Child life specialists are often the people who facilitate your child’s recreation in the hospital. Trained in child development, these professionals use a variety of play techniques to help children of all ages cope with the fear and stress of being hospitalized and undergoing multiple medical procedures. They also can serve as a great resource once your child leaves the hospital, providing tips and advice on helping your child readjust to home and school life.

Other Support Services

For parents staying overnight at the hospital, there are a number services available to make life a little easier.

Many hospitals offer family rooms that may include such amenities as kitchenettes, showers, cots, laundry facilities, TV, computers, and quiet reading rooms. Places like these are important because they allow family members to take much-needed breaks but still be nearby. Additional conveniences may include cafeterias, on-site pharmacies, and gift shops. Volunteers also often make the rounds, offering coffee, tea, magazines, and newspapers.

For staying in touch with loved ones, computers with free Internet access are frequently found in certain areas of the hospital. Here you may want to take advantage of online services like CaringBridge, which allows you to write, create, and maintain a webpage and online journal about your child’s progress to keep friends and family updated on your child’s condition.

And while your child is getting the care he or she needs, there are many hospital staff members available to help you, too. These professionals may include:

  • chaplains, who can offer spiritual care and support

  • psychiatrists and psychologists, who can help families deal with feelings of anger, fear, or sadness

  • social workers, who also can help with coping issues, as well as coordinate any necessary assistance, such as locating an interpreter, making preparations for home equipment, and helping with insurance issues

  • financial counselors, who are trained to help you manage the financial aspects of your child’s care

  • support groups for both you and your child

Coping With a Child’s Long-Term Illness

Any time a child is sick enough to be hospitalized, it puts added stress on a family. But a long-term hospital stay is more like a marathon than a sprint. That’s why it’s important to take care of yourself [link to caregiver article] during the course of your child’s treatment. Staying by your child’s side 24/7 can lead to caregiver burnout so it’s important to get some down time – whether that means taking shifts with a spouse or other family member, or simply giving yourself permission to spend some time away from the hospital to regroup.

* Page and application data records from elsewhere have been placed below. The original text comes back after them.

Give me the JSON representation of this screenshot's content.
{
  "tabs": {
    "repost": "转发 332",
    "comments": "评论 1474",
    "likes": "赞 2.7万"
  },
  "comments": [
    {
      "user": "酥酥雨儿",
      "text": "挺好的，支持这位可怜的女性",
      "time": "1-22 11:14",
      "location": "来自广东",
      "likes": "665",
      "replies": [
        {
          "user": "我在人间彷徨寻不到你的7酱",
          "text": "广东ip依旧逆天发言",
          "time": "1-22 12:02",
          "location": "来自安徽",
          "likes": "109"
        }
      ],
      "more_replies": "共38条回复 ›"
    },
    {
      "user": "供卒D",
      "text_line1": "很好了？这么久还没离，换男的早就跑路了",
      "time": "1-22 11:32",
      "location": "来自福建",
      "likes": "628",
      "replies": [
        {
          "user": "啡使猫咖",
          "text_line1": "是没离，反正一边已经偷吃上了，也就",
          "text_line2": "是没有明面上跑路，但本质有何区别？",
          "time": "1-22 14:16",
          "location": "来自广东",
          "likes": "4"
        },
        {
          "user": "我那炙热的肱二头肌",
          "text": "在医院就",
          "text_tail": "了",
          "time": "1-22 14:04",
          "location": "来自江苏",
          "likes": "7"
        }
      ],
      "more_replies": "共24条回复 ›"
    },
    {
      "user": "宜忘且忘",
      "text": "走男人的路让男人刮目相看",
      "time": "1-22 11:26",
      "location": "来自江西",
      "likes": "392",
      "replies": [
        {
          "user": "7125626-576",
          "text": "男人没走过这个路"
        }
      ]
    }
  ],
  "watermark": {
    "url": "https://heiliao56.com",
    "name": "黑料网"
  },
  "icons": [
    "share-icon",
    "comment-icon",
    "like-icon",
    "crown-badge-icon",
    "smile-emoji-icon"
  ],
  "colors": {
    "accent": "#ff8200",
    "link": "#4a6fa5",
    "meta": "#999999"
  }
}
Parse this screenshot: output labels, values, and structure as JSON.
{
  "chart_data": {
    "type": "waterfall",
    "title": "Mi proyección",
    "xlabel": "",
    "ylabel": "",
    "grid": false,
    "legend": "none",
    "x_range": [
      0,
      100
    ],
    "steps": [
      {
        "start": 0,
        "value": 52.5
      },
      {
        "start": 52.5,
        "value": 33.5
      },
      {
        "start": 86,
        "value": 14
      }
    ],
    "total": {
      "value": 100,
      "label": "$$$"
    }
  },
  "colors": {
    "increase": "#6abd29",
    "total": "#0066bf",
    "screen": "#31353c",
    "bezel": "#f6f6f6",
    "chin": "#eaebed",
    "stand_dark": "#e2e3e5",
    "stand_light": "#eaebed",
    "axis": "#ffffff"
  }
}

If you need more help coping, reach out to a counselor or social worker, or ask your child’s doctor about a local support group. You’ll find there are many people who want to help you and your family at this time.